At the lower end of the arm-bone, which is the upper part of the elbow joint, there is a knuckle, called the trochlea, which forms the upper part of the joint with the inner forearm-bone (ulna). To the outer side of the trochlea is a rounded surface called the capitulum, which is the receiving surface for the top of the outer forearm-bone, (radius). Just above the back of the trochlea is a quite deep hollow, called the olecranon fossa, which receives the very tip of the ulna (called the olecranon process) when the elbow is fully straight. On the front of the arm-bone, just above the trochlea, there is a similar but smaller depression called the coronoid fossa, which receives the tip at the front edge of the ulna, called the coronoid process, when the elbow is fully bent.

The main muscles of the upper arm are the biceps and triceps, which are two-joint muscles acting on both the shoulder and the elbow, and brachialis, which acts on the elbow joint.

The biceps brachii has two heads, the long head starting as a tendon from a notch just above the glenoid cavity on the shoulder blade, which forms part of the shoulder joint, while the tendon of the short head is attached to the top of the coracoid process, a little bone jutting forward from the upper part of the shoulder blade. The two parts join up to form the biceps muscle, which is the main bulky muscle on the front of the upper arm - the one that muscular sports players like to flex when they’re “pumped up”. At its lower end, the muscle forms a tendon which is attached below the elbow, mainly to the back part of a knob (radial tuberosity) on the outer forearm-bone (radius), although there is a part which fans out to spread inwards and join the upper part of the forearm flexor muscles. The biceps tendon stands out when you bend the elbow and turn the forearm outwards, palm facing up, into supination.
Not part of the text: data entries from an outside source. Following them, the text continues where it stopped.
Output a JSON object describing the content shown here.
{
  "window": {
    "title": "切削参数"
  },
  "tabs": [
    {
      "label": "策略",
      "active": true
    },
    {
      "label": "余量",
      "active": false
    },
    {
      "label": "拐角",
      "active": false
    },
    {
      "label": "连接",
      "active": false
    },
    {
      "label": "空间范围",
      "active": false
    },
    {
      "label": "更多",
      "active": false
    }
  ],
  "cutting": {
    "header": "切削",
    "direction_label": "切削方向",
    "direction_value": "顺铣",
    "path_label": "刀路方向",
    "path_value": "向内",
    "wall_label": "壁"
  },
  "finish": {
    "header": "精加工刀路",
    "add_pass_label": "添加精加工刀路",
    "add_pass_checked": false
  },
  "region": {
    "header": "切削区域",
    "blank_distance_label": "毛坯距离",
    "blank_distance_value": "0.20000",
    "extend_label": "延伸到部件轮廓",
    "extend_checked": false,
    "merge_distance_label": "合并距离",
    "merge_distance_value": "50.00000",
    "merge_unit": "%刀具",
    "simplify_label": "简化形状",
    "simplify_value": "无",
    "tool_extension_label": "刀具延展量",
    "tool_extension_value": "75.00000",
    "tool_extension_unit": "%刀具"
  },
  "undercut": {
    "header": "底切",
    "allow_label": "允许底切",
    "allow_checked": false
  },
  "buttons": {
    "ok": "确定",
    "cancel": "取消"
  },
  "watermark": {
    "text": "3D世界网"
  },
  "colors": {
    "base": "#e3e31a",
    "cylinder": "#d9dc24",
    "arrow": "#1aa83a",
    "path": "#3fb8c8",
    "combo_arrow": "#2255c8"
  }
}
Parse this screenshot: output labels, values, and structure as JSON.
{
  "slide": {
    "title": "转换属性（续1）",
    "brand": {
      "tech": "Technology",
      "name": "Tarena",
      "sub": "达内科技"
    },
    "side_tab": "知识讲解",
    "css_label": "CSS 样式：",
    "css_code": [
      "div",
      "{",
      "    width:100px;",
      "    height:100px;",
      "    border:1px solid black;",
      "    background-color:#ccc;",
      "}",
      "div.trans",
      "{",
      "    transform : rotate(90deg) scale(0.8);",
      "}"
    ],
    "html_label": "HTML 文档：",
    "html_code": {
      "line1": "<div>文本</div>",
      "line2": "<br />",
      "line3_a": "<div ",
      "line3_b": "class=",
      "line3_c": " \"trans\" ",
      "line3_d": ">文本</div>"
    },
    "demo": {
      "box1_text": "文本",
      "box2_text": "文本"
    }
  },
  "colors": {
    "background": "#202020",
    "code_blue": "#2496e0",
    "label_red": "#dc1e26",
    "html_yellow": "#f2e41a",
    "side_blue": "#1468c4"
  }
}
Bending (flexing) the elbow and turning the forearm outwards into supination are the main actions of the biceps muscle, when it works concentrically against gravity or a resistance. Working eccentrically, it controls the reverse movements of straightening (extending) the elbow and turning the forearm inwards into pronation, under the influence of gravity or a load. When you lift a cup to your mouth or do chin-ups to a bar, your biceps muscles work concentrically and eccentrically.

Biceps also helps to bring the arm forward at the shoulder, working concentrically against gravity or a resistance, while the long head helps to keep the top of the arm-bone steady when the deltoid acts to lift the arm sideways.

The nerve which controls the actions of biceps is the musculocutaneous nerve, from the 5th and 6th cervical levels of the spine. Each part of the muscle has its own nerve branch.

The triceps is the fleshy muscle on the back of the upper arm. It is a three-headed muscle. The long head starts as a tendon attached to a knob (tubercle) just under the glenoid cavity on the shoulder blade. The lateral (outer) head is fixed by a tendon to the back of the shaft of the arm-bone (humerus), and is also attached to the band of tissue which separates the muscle compartments (technically called the lateral intermuscular septum). The medial head covers most of the back of the arm-bone. The three heads come together to form a tendon at the lower end of the muscle which fixes mainly on to the top of the ulna, on the part called the olecranon.

Triceps straightens (extends) the elbow when it acts concentrically against gravity or a resistance, bringing the forearm into line with the upper arm. It controls the opposite movements, when it acts eccentrically under the influence of gravity or a load. The press-up exercise is an example of concentric and eccentric triceps action.

The nerve controlling triceps action is the radial nerve (C6,7,8), and each head is supplied by a separate nerve branch.

Brachialis lies under the biceps muscle, and its upper part is attached to the front of the arm-bone. At its lower end, it forms a tendon which fixes to the upper part of the shaft of the inner forearm-bone (ulna). Working concentrically against gravity or a resistance, brachialis acts to bend (flex) the elbow, bringing your hand up towards your shoulder or head. It works eccentrically to control the reverse movement under the influence of gravity or a load.

The musculocutaneous nerve (C5,6) controls brachialis activity.

© Vivian Grisogono 2008. Updated 2014, 2016